  5. The flat mixing palette with a thumbhole has been romanticised too much.


  1. Don Andrews on Cheap Joe’s Art Stuff gives me a sense of water as a medium.
  2. Jason Skill on Painting With Skill gives the best bite-size teachings on watercolour.
  3. SchaeferArt has one of the best naggings on mixing colours.


I still enjoy looking at the clear artist palette very much because it sets me free. A clear and blank palette stimulates and inspires me because the emptiness means I can do what I want and do it well!

What was your first mistake in watercolour?

My First Progress | Beginner Watercolour

This post will be updated at a later date.

I want to share the teachings from others that have contributed greatly to my progress in watercolour. I think I will not have made good progress without these teachings that I am going to share. I will call them Progress #1, 2, 3, and so on.


I am grateful to have “met” several great teachers on the internet to help me find my way in watercolour. I appreciate having access to a myriad of information on this topic because I went through a lot of ups and downs learning to do my makeup ten years ago. I only felt confident with my skills after about five years of dabbling in cosmetics back then because there were so few reviews and sharing of skills.

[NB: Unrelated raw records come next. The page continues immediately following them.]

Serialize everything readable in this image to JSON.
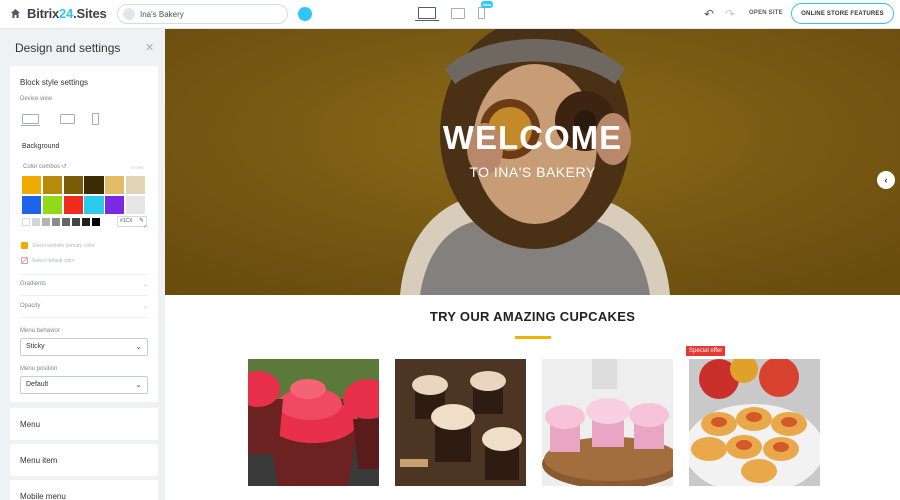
{
  "app": {
    "logo_main": "Bitrix",
    "logo_num": "24",
    "logo_suffix": ".Sites",
    "site_name": "Ina's Bakery",
    "new_badge": "New",
    "open_site": "OPEN SITE",
    "features_button": "ONLINE STORE FEATURES"
  },
  "sidebar": {
    "title": "Design and settings",
    "block_title": "Block style settings",
    "device_view": "Device view",
    "background": "Background",
    "color_combos": "Color combos",
    "store_label": "STORE",
    "swatches": [
      "#f0ab00",
      "#b88a0b",
      "#7a5c08",
      "#3b2c06",
      "#e3bb66",
      "#e0d4b4",
      "#1e63e9",
      "#92d91a",
      "#ee2b1c",
      "#2bcbe9",
      "#7a2ae4",
      "#e6e6e6"
    ],
    "grays": [
      "#ffffff",
      "#d5d5d5",
      "#b3b3b3",
      "#8c8c8c",
      "#666666",
      "#444444",
      "#222222",
      "#000000"
    ],
    "hex_value": "#1CX",
    "primary_color": "Select website primary color",
    "default_color": "Select default color",
    "gradients": "Gradients",
    "opacity": "Opacity",
    "menu_behavior_label": "Menu behavior",
    "menu_behavior_value": "Sticky",
    "menu_position_label": "Menu position",
    "menu_position_value": "Default",
    "sections": [
      "Menu",
      "Menu item",
      "Mobile menu"
    ]
  },
  "hero": {
    "title": "WELCOME",
    "subtitle": "TO INA'S BAKERY"
  },
  "products": {
    "title": "TRY OUR AMAZING CUPCAKES",
    "offer_badge": "Special offer"
  }
}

Progress #1: Mix your own colours from primary colours.

I am fan of cyan, magenta, and yellow (CMY) as primaries because I love bright finishes. I particularly like the pinks made from magenta.

Lessons Learned

  1. CMY will give a larger spectrum of colours compared to red, blue, and yellow (RBY). It also gives brighter colours. So, it is great for fantasy artists,However, CMY is further away from natural, landscape, scenery. You will take a longer time mixing Nature’s palette from CMY.


Reward, Recharge, Recognition

Tour through my first sketchbook. Silent flip-through. Watercolour journey.

I had completed my first sketchbook and the completion itself is an achievement to the extent it is the reward for my time well spent.

Here it is, a ten-minute long video of nearly one hundred and fifty pages of learning:

I flip through it every once in a while to reference the colours I could mix from cyan magenta yellow primary. I feel recharged in this way. Often, I go back to watch those Youtubers that I had watched while practising in this book and I get inspired again.

I feel like I have to recognise that I have learned as an adult. I have made mistakes and move on better. I love the progress; love the differences between what I started out with and what I ended with on the last few pages.

When was the last time you did something for the first time?